Although we have no way of knowing whether the District Court responded affirmatively to it, an estoppel argument was pressed in that court and is renewed upon appeal. It rests upon the circumstance that in September, 1953, two final homestead patents were issued to other persons covering lands in the area which appellants now insist was withdrawn by the 1949 order. Appellee contends that appellants, having done for others what they now say they can not do for appellee, are estopped from denying appellee his patent.
Apart from the general rule that the Government is never disabled from protecting the public interest by reason of the past mistakes of its agents (see Utah Power and Light Co. v. United States, 243 U.S. 389, 37 S.Ct. 387, 61 L.Ed. 791 (1916)), we do not think a true estoppel is to be found in this record. In the first place, there is no showing that appellee acted in reliance upon these or other acts of the Government, and, indeed, the record indicates that appellee was warned that he could not be sure that he was outside the withdrawn strip. Secondly, the issuance of the two patents occurred before the official survey was made, and before anyone could tell with certainty where the withdrawn area was. It may have been improvident for these patents to have issued (and appellants freely characterize it as mistaken); but their issuance could not under the circumstances be taken as any express or implicit representation as to the location of the reserved lands.
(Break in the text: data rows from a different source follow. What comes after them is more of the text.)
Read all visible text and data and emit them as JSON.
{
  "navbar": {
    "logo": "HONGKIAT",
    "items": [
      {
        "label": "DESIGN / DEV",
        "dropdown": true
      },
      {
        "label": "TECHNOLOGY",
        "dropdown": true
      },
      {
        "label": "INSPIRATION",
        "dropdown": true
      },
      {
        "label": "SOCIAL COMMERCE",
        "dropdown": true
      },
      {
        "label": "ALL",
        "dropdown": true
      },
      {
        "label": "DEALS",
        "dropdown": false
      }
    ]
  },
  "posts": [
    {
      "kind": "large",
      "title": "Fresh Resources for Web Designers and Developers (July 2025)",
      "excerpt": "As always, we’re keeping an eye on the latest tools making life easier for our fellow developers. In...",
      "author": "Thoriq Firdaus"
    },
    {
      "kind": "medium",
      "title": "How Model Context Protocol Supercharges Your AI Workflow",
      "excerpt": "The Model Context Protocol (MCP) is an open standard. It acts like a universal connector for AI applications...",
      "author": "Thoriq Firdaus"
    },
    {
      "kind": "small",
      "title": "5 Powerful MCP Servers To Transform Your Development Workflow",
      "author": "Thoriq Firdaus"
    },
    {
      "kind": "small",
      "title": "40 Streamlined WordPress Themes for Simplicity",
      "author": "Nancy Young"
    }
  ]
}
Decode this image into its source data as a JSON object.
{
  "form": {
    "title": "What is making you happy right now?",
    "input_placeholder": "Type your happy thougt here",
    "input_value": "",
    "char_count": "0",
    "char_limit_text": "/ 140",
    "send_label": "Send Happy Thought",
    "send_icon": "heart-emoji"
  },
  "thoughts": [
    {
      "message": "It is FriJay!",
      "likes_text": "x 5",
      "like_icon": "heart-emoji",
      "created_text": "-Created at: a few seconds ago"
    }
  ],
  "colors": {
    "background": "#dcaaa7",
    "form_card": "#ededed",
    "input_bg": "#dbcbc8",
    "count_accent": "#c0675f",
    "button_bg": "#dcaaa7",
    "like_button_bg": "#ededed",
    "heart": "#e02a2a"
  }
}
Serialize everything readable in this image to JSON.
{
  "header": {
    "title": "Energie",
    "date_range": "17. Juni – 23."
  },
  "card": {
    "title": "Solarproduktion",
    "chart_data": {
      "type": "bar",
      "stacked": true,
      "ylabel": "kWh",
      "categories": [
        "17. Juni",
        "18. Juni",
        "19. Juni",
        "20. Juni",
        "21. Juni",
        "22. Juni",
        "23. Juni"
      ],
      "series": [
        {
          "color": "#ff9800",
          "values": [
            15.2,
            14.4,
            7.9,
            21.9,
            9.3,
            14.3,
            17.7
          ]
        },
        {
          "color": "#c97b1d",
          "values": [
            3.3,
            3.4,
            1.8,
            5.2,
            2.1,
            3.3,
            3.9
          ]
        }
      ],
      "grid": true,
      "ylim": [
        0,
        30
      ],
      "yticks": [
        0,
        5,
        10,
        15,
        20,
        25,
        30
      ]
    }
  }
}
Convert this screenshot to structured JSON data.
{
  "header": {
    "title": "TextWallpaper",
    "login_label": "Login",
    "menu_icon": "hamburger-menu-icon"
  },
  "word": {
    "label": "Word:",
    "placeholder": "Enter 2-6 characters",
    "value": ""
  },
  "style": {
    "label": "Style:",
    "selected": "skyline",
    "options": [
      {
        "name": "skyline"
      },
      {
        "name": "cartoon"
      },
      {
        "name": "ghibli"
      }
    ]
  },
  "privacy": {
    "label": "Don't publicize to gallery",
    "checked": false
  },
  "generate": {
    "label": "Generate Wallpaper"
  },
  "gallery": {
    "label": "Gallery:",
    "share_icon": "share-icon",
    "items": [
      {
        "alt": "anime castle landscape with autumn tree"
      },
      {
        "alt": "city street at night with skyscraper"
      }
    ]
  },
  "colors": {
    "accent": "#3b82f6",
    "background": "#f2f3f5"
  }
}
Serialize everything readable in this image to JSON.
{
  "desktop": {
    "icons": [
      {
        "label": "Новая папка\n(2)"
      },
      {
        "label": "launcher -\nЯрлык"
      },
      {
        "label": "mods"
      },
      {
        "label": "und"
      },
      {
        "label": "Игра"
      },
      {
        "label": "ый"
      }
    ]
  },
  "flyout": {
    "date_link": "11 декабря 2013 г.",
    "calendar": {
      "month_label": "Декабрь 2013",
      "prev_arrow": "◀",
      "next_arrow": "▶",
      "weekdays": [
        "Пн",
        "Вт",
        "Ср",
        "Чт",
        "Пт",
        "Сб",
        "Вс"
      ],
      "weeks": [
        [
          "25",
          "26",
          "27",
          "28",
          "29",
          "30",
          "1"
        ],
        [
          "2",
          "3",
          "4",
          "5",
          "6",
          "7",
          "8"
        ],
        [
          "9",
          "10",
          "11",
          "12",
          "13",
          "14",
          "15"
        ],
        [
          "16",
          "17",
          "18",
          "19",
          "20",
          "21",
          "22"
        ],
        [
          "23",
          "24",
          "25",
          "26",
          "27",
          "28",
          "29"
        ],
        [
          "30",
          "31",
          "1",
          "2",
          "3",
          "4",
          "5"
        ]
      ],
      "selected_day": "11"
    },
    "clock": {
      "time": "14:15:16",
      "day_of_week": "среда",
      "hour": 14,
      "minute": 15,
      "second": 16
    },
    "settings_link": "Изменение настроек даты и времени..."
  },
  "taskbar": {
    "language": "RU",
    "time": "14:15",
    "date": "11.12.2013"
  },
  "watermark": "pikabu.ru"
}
The fact is that, until the survey was made, Government and homesteader alike acted at their peril in issuing or seeking homesteads in this vicinity.
The judgment appealed from is reversed, and the case is remanded with directions to enter judgment for appellants.
It is so ordered.
The Government in its brief has adequately described a meander line as "a series of straight lines run by a surveyor along the physical evidence of the high tide, the escarpment and edge of vegetation wherever the public lands meet a navigable body of water."